I’ve installed AmiTCP which looks like something ported from UNIX (like many text-mode software packages on Amiga). There are installation scripts where you can configure all addresses and select the NIC driver but the result is not working with PCMCIA cards. I had to change three script files by trying various combinations (and install two PCMCIA OS fixes) before it started to use the network driver the right way. Whole procedure was definitely more complicated than on any other operating system I’ve ever used.
This is the end of copying software to/from Amiga using floppies or cortex floppy emulator. I can download anything using FTP now. Hooray!
Btw I use 3com Etherlink III (3C589C) PCMCIA network card which is supported in many operating systems. I’ve used it also with Windows 95/3.x/NT3.51/4.0, Windows 2000/XP, Windows CE, Mac OS 7.5 and many older Linux boxes. If you needs PCMCIA networking solution, this is the best one.
CyberVision 64/3D is a graphics accelerator for Zorro II/III slots used in professional Amiga computers. It was introduced in 1996 and uses S3 ViRGE chipset which was for a very short time period something like a leader of the home 3D graphics market (ViRGE stands for Virtual Reality Graphics Engine).
S3 ViRGE (86C325) was designed for PCs with PCI bus so Phase5 developers had to add some programmable logic to convert signals from the Zorro bus used in Amiga. The card is autosensing and can work with Amiga 2000 (1987) where only 16bit slots are used. Full 32bit transfers are available when the card is inserted in newer Amiga computers (A3000, A4000).
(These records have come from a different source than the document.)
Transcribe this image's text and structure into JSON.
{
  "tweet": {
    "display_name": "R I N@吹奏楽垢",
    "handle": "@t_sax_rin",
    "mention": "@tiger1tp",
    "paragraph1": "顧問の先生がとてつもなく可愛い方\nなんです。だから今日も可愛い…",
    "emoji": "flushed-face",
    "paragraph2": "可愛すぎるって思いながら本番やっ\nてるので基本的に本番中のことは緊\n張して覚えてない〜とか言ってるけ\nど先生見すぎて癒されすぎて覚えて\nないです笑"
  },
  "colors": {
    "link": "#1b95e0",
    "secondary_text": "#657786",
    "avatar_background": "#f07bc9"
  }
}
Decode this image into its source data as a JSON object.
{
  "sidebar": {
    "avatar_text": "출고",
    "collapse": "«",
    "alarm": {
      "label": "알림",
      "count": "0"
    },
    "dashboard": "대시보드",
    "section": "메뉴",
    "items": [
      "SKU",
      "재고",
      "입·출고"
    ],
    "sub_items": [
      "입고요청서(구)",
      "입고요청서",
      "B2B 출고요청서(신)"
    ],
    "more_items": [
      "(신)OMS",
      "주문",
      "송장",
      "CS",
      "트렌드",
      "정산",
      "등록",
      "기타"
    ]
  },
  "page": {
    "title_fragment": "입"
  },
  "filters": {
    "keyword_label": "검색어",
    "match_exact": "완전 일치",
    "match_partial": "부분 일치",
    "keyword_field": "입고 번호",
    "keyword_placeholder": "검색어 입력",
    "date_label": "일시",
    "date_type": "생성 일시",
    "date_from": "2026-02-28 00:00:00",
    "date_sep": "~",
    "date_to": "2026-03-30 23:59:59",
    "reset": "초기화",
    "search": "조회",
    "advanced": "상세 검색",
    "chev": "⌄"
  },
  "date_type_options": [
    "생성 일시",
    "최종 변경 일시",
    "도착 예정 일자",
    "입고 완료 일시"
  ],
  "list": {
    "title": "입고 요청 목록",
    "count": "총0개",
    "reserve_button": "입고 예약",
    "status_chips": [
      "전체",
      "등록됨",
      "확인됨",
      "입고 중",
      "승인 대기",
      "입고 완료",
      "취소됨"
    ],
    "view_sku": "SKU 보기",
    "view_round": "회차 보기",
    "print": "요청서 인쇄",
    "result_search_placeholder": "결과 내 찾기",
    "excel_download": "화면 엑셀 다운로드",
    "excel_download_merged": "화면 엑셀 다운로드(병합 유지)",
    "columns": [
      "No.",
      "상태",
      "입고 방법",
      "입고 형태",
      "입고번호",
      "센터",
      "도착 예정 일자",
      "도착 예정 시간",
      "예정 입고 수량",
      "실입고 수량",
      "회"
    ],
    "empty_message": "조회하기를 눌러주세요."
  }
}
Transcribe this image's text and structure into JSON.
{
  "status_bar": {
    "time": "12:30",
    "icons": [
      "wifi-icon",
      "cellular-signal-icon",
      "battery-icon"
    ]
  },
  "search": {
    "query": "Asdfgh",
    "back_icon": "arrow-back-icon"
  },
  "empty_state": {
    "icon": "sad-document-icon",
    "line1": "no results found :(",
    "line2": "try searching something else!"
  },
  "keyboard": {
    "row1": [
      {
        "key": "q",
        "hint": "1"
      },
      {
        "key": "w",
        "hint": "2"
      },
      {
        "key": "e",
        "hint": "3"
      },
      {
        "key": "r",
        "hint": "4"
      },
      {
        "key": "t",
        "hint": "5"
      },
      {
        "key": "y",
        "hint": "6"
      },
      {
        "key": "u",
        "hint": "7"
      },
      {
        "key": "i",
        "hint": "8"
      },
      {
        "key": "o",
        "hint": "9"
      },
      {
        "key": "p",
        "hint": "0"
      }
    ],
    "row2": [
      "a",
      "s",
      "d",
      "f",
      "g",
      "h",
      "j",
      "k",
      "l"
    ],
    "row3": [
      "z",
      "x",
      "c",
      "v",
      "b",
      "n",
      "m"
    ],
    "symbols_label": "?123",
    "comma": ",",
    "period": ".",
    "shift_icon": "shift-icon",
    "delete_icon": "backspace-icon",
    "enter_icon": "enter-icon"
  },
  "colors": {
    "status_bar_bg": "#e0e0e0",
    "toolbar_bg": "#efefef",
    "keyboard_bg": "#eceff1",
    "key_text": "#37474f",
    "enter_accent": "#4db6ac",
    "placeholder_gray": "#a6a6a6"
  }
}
The first problem was high price ($399) when compared to the PC world. You could buy a way more powerful 3Dfx Voodoo Graphics PCI accelerator board for $299 and there was plenty of decent 2D cards under $100 for standard PCs. In addition to price there was no support for OpenGL 3D acceleration in Amiga OS in mid-90s. The main reasons for buying this card were its fast 2D acceleration (in comparison with outdated Amiga on-board chipsets) and support for 1024×768 with 16 millions of colors on a standard VGA monitor.
Long time ago (before I went to college and then got a job) I played a lot with 3D modeling software on PC. My favorite one was LightWave3D. Recently I tried its very beginning – there is something called VideoScape 3D which is kind of predecessor. In the package there is a small program Designer3D which (unlike other 1988 modelers for home micros) allows to make a 3D model using graphical interface instead of text commands.
You can see in the video how creepy the interface was. There are three viewports that cannot be resized or zoomed. I’ve modelled a simple “space ship” with only 20 polygons and it took me an hour to do this.
However, I see very interesting that there is a 10-page manual program that can describe all functions of the program so even somebody who never did anything in 3D can understand it. This is not so easy with today’s 3D modelers.